Among the records below, find the lines with the word "Editable" and copy them.

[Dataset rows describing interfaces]
....................
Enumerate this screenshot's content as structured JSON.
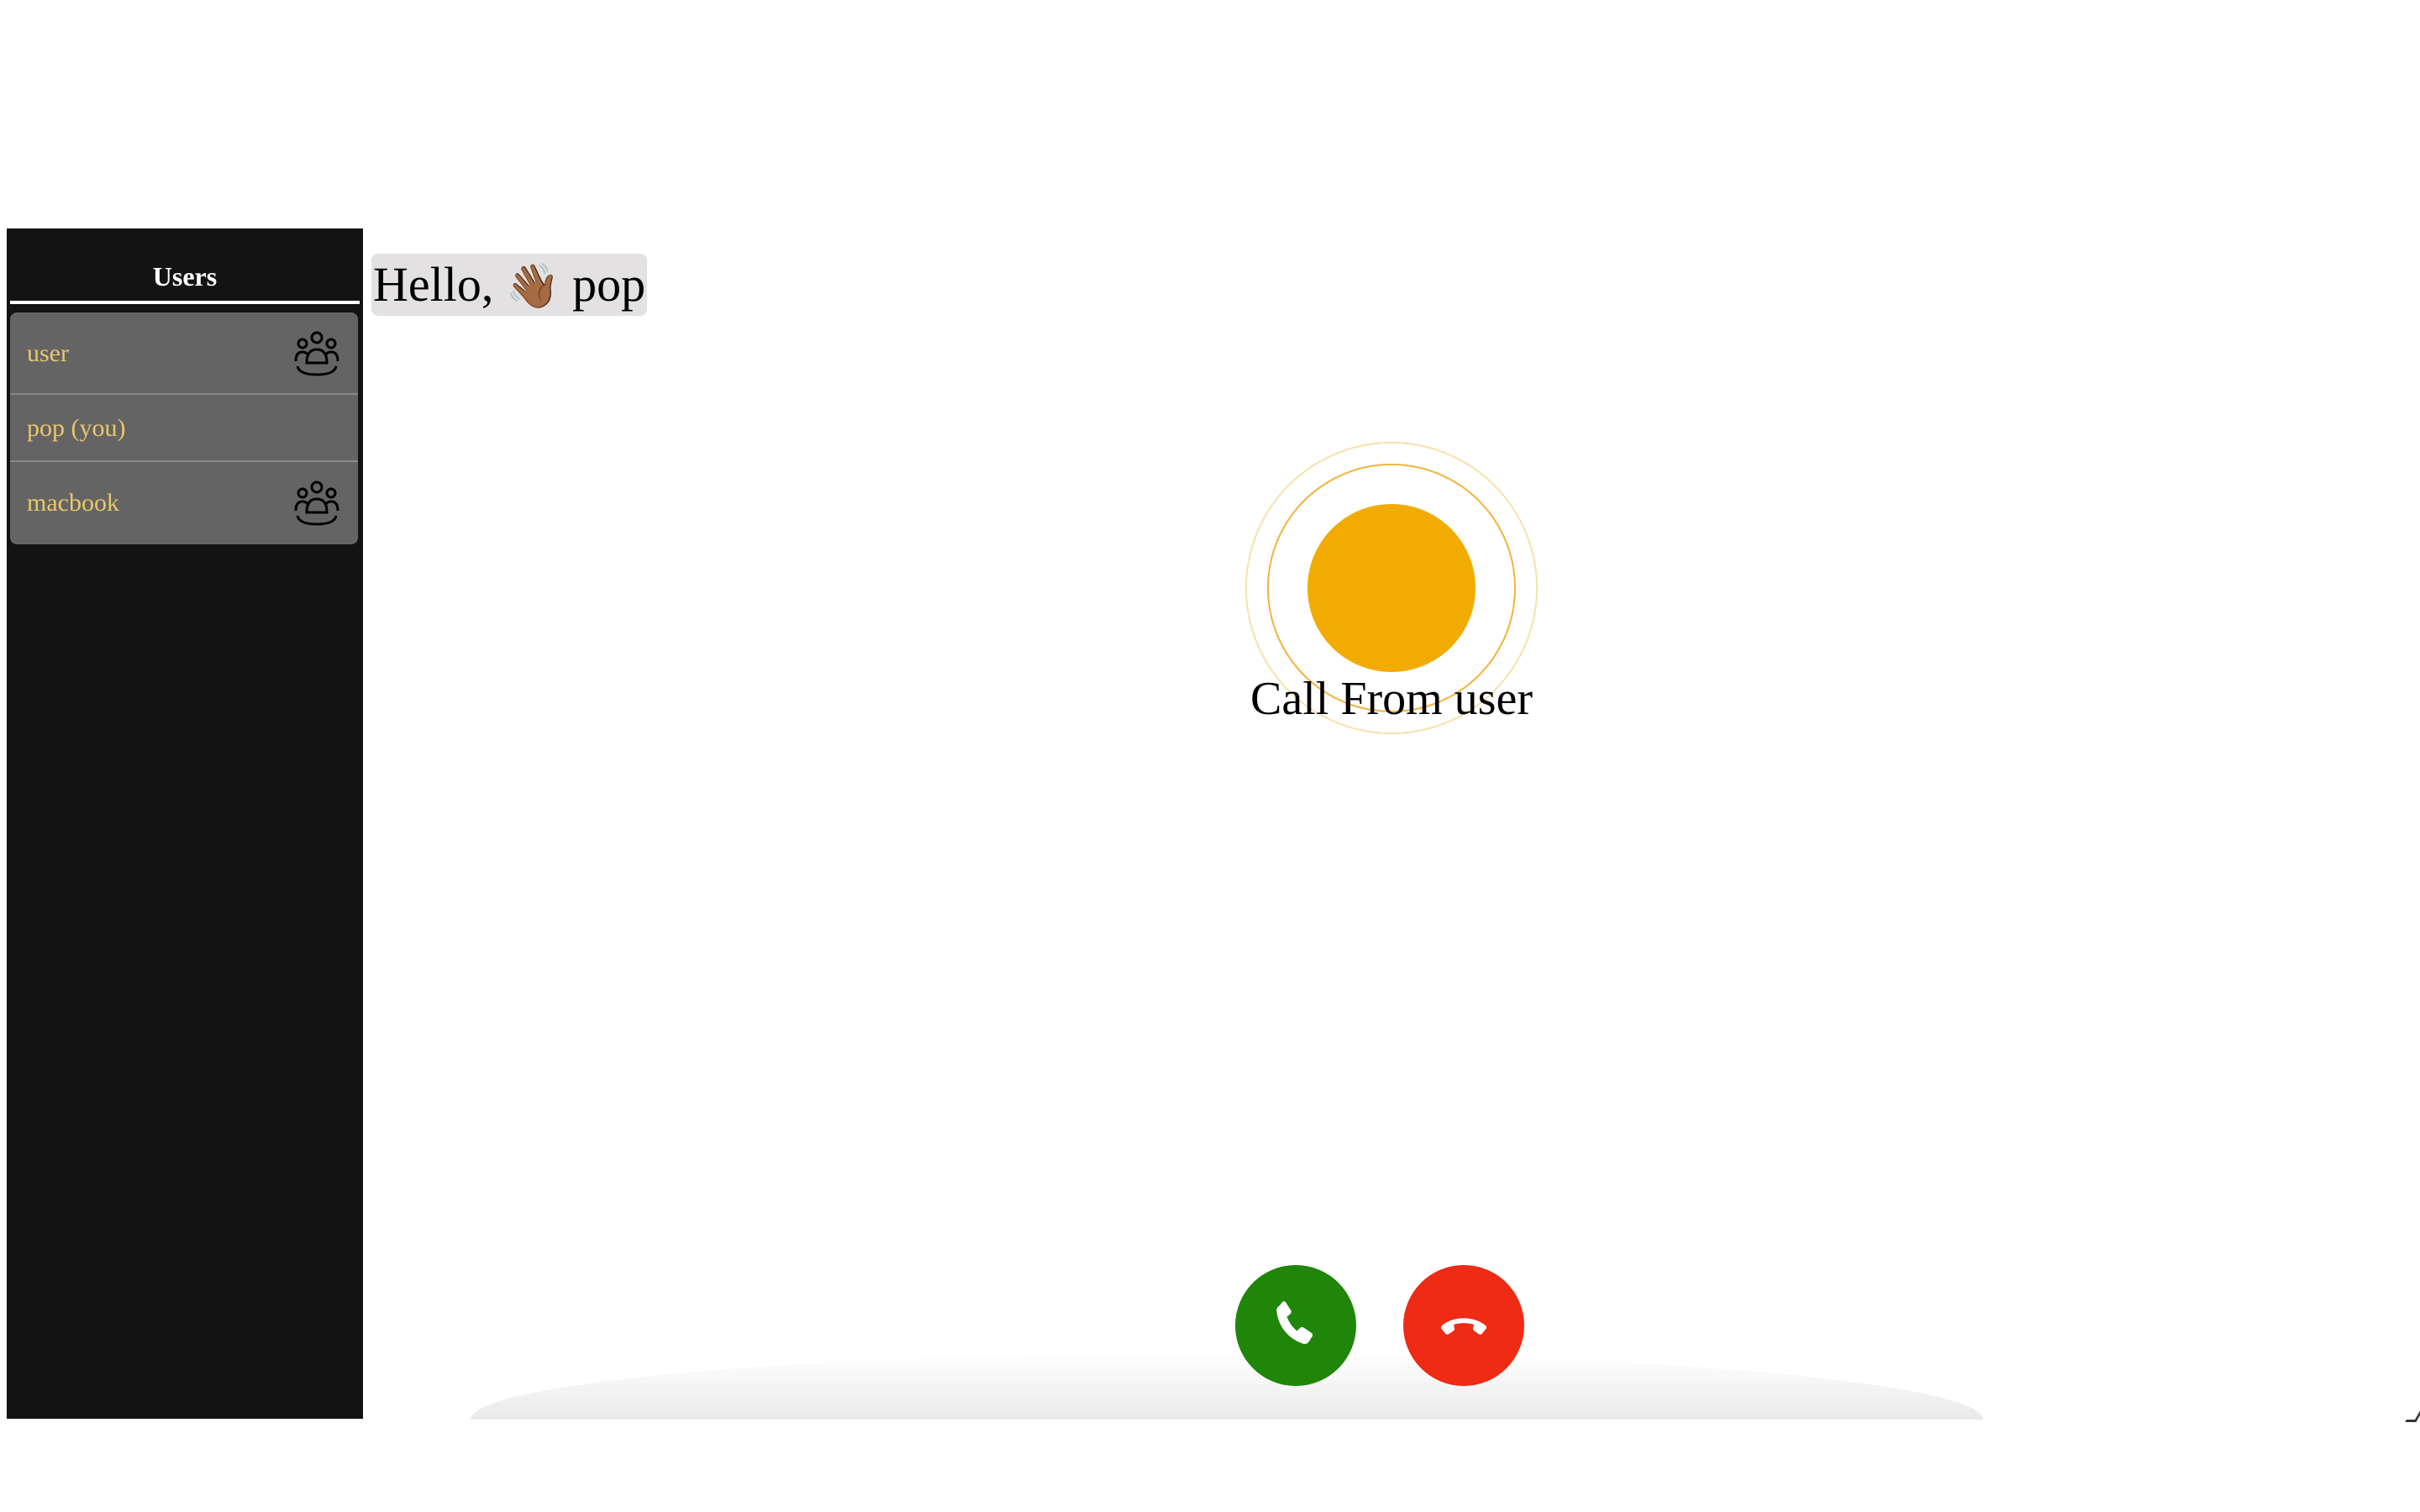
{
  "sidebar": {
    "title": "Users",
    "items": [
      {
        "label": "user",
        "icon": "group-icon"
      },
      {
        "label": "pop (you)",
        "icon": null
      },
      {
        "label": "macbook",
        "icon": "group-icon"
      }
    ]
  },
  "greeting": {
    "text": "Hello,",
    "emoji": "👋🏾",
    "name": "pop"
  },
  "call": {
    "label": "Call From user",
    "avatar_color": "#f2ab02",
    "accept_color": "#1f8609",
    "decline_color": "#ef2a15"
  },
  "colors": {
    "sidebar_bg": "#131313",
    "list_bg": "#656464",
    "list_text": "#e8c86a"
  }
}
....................
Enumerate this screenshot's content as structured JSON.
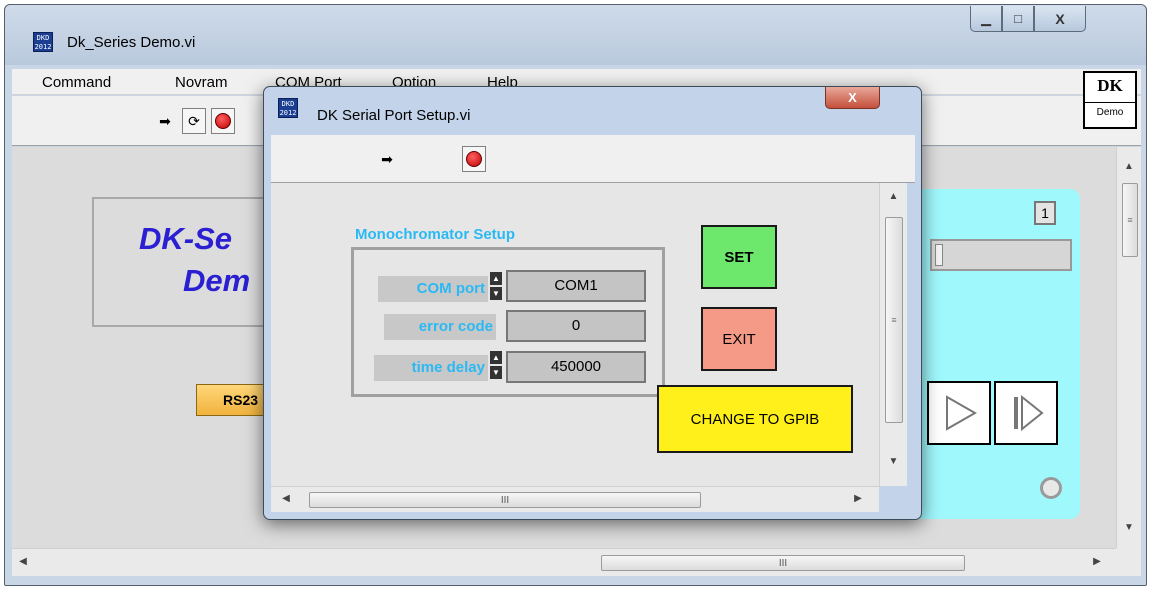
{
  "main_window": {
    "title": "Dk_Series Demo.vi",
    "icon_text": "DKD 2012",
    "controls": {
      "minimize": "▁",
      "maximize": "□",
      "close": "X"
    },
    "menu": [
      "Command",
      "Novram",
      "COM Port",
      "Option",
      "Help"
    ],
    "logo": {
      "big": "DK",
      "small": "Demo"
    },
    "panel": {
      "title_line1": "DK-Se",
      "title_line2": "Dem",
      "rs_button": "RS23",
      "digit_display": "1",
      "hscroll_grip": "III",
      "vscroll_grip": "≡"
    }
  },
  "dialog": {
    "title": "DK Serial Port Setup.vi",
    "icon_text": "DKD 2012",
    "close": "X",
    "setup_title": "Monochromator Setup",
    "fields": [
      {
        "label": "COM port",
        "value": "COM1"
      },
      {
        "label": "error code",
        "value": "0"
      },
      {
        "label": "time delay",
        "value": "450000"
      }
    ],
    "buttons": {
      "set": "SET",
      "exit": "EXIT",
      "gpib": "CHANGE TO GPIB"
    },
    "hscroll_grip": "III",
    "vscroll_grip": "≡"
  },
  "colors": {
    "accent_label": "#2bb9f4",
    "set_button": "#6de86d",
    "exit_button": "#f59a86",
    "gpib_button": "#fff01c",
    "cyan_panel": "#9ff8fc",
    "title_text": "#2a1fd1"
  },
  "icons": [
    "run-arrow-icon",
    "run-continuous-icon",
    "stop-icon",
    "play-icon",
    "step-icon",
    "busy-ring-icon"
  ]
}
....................
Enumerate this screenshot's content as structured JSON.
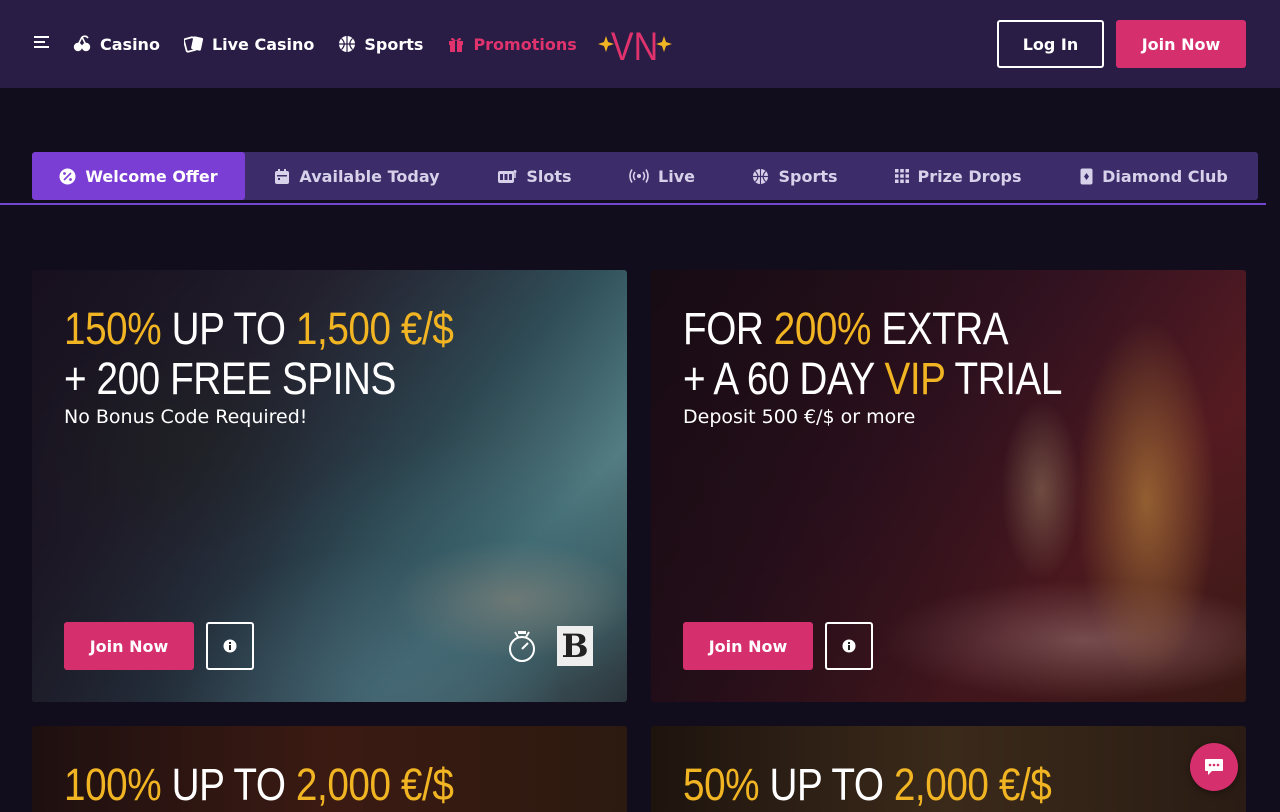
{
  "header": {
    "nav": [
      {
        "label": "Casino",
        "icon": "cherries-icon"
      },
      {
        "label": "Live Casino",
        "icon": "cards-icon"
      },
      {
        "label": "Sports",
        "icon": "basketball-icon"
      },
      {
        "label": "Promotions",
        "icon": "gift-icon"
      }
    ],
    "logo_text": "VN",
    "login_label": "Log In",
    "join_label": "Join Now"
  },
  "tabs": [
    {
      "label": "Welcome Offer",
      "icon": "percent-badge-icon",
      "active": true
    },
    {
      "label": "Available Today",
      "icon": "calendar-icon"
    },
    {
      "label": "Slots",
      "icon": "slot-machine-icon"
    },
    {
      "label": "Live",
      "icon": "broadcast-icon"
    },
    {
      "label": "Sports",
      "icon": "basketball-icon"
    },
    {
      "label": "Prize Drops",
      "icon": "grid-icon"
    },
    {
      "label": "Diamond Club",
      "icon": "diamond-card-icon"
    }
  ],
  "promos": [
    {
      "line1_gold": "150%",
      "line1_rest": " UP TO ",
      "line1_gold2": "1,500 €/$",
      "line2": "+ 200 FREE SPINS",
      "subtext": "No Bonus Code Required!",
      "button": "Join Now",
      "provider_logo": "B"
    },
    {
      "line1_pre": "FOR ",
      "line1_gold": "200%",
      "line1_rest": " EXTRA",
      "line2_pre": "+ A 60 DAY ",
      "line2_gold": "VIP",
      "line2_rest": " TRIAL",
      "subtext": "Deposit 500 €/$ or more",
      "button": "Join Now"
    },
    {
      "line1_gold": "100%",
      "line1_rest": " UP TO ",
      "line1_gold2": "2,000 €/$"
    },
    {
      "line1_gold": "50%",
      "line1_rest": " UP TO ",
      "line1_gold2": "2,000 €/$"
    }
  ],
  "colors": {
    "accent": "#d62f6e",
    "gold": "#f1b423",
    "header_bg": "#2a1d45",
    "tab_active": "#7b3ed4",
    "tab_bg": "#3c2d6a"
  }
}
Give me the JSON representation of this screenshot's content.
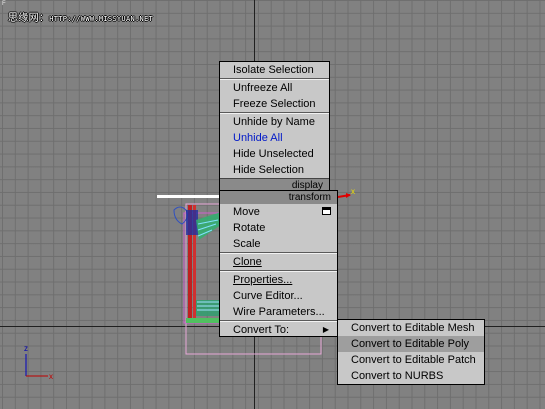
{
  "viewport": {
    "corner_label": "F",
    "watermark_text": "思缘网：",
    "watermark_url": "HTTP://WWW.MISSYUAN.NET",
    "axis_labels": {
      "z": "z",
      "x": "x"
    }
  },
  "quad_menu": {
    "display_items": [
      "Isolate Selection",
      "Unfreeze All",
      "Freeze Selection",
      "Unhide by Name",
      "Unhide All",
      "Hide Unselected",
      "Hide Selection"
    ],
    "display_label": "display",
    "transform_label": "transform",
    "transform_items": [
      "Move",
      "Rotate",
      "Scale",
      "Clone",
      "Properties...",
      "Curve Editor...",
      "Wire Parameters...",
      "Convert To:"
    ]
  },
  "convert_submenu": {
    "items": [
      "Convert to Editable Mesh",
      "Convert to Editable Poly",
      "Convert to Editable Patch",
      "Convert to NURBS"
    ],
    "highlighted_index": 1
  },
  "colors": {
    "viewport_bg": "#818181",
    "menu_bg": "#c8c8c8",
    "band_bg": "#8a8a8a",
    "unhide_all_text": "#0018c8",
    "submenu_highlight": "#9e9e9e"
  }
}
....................
**Problem solution**
      "Convert to Editable Mesh",
      "Convert to Editable Poly",
      "Convert to Editable Patch",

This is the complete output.